UCB’s DZP moving into Phase III trials despite Phase II failure

GlobalData Healthcare 11th March 2020 (Last Updated March 11th, 2020 09:33)

UCB’s DZP moving into Phase III trials despite Phase II failure

On 4 March, UCB announced the initiation of a Phase III clinical trial evaluating the efficacy and safety of dapirolizumab pegol (DZP) as an add-on treatment to standard of care (SoC) medication to achieve clinically relevant, long-term improvement in moderate to severe systemic lupus erythematosus (SLE), despite the fact that DZP failed to meet its primary endpoint in its Phase II trial. The randomised, double-blind, placebo-controlled Phase III study will enroll approximately 450 SLE patients. The estimated primary completion date of the study is October 2022, with overall study completion anticipated in November 2022. Despite DZP’s Phase IIb failures, it will be interesting to evaluate whether the therapy can be a success in the SLE and lupus nephritis (LN) market.

DZP is an anti-human CD-40 ligand (CD-40L) antibody. In SLE, CD-40L is overexpressed when a patient is suffering from active disease. However, in the Phase IIb study evaluating efficacy and safety, DZP did not meet its primary endpoint of demonstrating a dose response on the British Isles Lupus Assessment Group (BILAG)-based Composite Lupus Assessment (BICLA). Despite its flaws, DZP’s BICLA response rates at Week 24 for the 6mg/kg, 24mg/kg, and 45mg/kg doses were 48.8%, 54.5%, and 52.5%, compared to 37.2% with placebo.

Janssen’s Stelara (ustekinumab) also measured BICLA response as a secondary endpoint in its LOTUS Phase II study, and its results versus placebo at Week 24 were 35% versus 33% respectively. From the indirect comparisons with Phase II SLE trials for DZP and Stelara, all doses of DZP seem to induce a higher rate of BICLA response at Week 24. However, it is important to note that Janssen’s trial looked at BICLA response as a secondary endpoint. Furthermore, Stelara also had very high SLE Responder Index, 4-Point Reduction (SRI-4) response rates. Both therapies were in combination with SoC, which could skew the results. It is also important to note that UCB’s DZP was well tolerated and demonstrated an acceptable safety profile. Nevertheless, for UCB’s DZP to become a successful therapy, it must show a higher response rate in its Phase III trial.
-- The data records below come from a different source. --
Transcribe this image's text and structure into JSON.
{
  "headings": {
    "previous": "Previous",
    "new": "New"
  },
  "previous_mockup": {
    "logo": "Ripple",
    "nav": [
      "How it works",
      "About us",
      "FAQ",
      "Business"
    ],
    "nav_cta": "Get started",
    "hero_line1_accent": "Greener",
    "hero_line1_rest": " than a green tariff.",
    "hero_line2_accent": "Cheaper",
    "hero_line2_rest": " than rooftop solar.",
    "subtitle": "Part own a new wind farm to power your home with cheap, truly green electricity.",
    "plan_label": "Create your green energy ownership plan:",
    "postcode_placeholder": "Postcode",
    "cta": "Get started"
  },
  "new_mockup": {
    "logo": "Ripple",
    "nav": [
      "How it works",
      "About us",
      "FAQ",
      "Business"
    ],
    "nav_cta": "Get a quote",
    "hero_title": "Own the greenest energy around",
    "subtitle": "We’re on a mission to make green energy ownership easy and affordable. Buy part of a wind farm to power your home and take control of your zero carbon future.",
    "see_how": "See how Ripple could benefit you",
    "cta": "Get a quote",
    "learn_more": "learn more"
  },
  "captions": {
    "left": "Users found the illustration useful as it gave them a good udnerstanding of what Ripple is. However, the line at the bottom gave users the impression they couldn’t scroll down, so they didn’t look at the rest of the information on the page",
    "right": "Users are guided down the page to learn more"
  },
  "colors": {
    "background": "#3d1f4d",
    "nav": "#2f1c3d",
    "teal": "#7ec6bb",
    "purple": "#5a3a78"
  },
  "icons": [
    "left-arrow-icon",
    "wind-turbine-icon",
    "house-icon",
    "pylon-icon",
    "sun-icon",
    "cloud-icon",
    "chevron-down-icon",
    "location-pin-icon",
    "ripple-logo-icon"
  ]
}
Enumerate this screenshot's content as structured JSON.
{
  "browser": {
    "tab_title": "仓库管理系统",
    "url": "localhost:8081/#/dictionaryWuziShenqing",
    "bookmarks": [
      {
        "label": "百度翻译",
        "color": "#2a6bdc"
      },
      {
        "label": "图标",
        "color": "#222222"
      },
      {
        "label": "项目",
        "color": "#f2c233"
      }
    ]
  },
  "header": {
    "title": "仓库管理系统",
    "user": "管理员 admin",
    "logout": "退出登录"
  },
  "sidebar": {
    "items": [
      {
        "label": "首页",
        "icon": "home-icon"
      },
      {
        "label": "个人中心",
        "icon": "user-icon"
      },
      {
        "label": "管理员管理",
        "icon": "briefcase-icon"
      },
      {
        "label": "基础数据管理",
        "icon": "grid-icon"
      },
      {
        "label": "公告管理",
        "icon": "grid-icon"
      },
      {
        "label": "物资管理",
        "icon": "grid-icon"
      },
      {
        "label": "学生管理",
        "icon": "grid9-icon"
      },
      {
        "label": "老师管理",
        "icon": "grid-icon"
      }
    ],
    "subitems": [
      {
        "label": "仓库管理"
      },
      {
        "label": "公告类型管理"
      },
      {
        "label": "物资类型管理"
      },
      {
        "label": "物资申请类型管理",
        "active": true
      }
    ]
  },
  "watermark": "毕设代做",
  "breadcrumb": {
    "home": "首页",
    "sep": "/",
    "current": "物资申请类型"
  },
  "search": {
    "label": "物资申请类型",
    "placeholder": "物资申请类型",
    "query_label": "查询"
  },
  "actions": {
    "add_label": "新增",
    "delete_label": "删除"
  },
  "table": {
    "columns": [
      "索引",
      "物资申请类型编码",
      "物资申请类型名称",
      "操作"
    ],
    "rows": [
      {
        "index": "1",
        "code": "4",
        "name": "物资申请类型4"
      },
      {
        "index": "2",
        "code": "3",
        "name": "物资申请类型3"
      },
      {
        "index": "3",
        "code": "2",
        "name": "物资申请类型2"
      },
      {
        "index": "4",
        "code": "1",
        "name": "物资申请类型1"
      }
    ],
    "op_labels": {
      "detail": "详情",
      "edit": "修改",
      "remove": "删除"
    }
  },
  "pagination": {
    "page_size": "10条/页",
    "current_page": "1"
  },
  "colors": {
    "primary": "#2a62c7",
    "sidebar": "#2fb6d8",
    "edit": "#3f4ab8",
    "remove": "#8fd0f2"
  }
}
Key opinion leaders interviewed by GlobalData noted that although DZP was not entirely successful in its Phase II trial, it is still possible to attain success, as evidenced by the fact that GlaxoSmithKline’s (GSK’s) Benlysta (belimumab) also did not do well in its Phase II trial.

GlobalData forecasts that DZP will enter the market in 2024 and will be the third subcutaneous (SC) biologic launched in moderate to severe SLE, after GSK’s Benlysta and Janssen’s Stelara. This will hamper DZP’s uptake, especially if Janssen’s Stelara shows better efficacy than DZP. It is essential that UCB prices DZP effectively, as the drug will have the potential to overtake both Stelara and Benlysta in sales if it can be priced at a discount, especially compared to Stelara’s annual price of over $100,000 per patient.